What the task asks
Go through the data and copy every line exactly, but not the images.

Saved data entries

+-------+

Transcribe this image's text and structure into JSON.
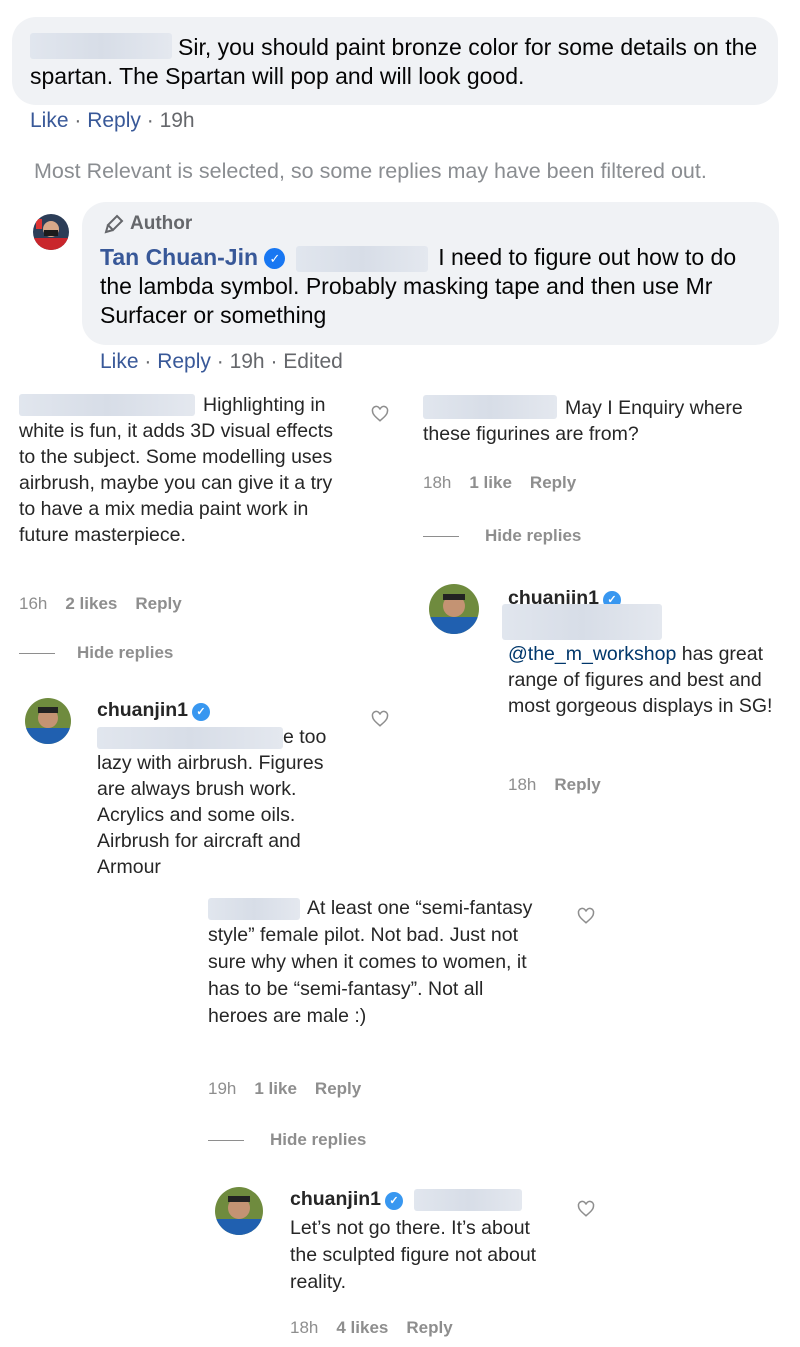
{
  "fb": {
    "top_comment": {
      "text": "Sir, you should paint bronze color for some details on the spartan. The Spartan will pop and will look good.",
      "like": "Like",
      "reply": "Reply",
      "time": "19h"
    },
    "filter_note": "Most Relevant is selected, so some replies may have been filtered out.",
    "author_reply": {
      "badge": "Author",
      "name": "Tan Chuan-Jin",
      "text": "I need to figure out how to do the lambda symbol. Probably masking tape and then use Mr Surfacer or something",
      "like": "Like",
      "reply": "Reply",
      "time": "19h",
      "edited": "Edited"
    }
  },
  "ig_left": {
    "comment": {
      "text": "Highlighting in white is fun, it adds 3D visual effects to the subject. Some modelling uses airbrush, maybe you can give it a try to have a mix media paint work in future masterpiece.",
      "time": "16h",
      "likes": "2 likes",
      "reply": "Reply"
    },
    "hide_replies": "Hide replies",
    "reply": {
      "user": "chuanjin1",
      "text_end": "e too",
      "text": "lazy with airbrush. Figures are always brush work. Acrylics and some oils. Airbrush for aircraft and Armour"
    }
  },
  "ig_right": {
    "comment": {
      "text": "May I Enquiry where these figurines are from?",
      "time": "18h",
      "likes": "1 like",
      "reply": "Reply"
    },
    "hide_replies": "Hide replies",
    "reply": {
      "user": "chuanjin1",
      "mention": "@the_m_workshop",
      "text": "has great range of figures and best and most gorgeous displays in SG!",
      "time": "18h",
      "reply": "Reply"
    }
  },
  "ig_bottom": {
    "comment": {
      "text": "At least one “semi-fantasy style” female pilot. Not bad. Just not sure why when it comes to women, it has to be “semi-fantasy”. Not all heroes are male :)",
      "time": "19h",
      "likes": "1 like",
      "reply": "Reply"
    },
    "hide_replies": "Hide replies",
    "reply": {
      "user": "chuanjin1",
      "text": "Let’s not go there. It’s about the sculpted figure not about reality.",
      "time": "18h",
      "likes": "4 likes",
      "reply": "Reply"
    }
  }
}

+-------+

Problem solution
Transcribe this image's text and structure into JSON.
{
  "fb": {
    "top_comment": {
      "text": "Sir, you should paint bronze color for some details on the spartan. The Spartan will pop and will look good.",
      "like": "Like",
      "reply": "Reply",
      "time": "19h"
    },
    "filter_note": "Most Relevant is selected, so some replies may have been filtered out.",
    "author_reply": {
      "badge": "Author",
      "name": "Tan Chuan-Jin",
      "text": "I need to figure out how to do the lambda symbol. Probably masking tape and then use Mr Surfacer or something",
      "like": "Like",
      "reply": "Reply",
      "time": "19h",
      "edited": "Edited"
    }
  },
  "ig_left": {
    "comment": {
      "text": "Highlighting in white is fun, it adds 3D visual effects to the subject. Some modelling uses airbrush, maybe you can give it a try to have a mix media paint work in future masterpiece.",
      "time": "16h",
      "likes": "2 likes",
      "reply": "Reply"
    },
    "hide_replies": "Hide replies",
    "reply": {
      "user": "chuanjin1",
      "text_end": "e too",
      "text": "lazy with airbrush. Figures are always brush work. Acrylics and some oils. Airbrush for aircraft and Armour"
    }
  },
  "ig_right": {
    "comment": {
      "text": "May I Enquiry where these figurines are from?",
      "time": "18h",
      "likes": "1 like",
      "reply": "Reply"
    },
    "hide_replies": "Hide replies",
    "reply": {
      "user": "chuanjin1",
      "mention": "@the_m_workshop",
      "text": "has great range of figures and best and most gorgeous displays in SG!",
      "time": "18h",
      "reply": "Reply"
    }
  },
  "ig_bottom": {
    "comment": {
      "text": "At least one “semi-fantasy style” female pilot. Not bad. Just not sure why when it comes to women, it has to be “semi-fantasy”. Not all heroes are male :)",
      "time": "19h",
      "likes": "1 like",
      "reply": "Reply"
    },
    "hide_replies": "Hide replies",
    "reply": {
      "user": "chuanjin1",
      "text": "Let’s not go there. It’s about the sculpted figure not about reality.",
      "time": "18h",
      "likes": "4 likes",
      "reply": "Reply"
    }
  }
}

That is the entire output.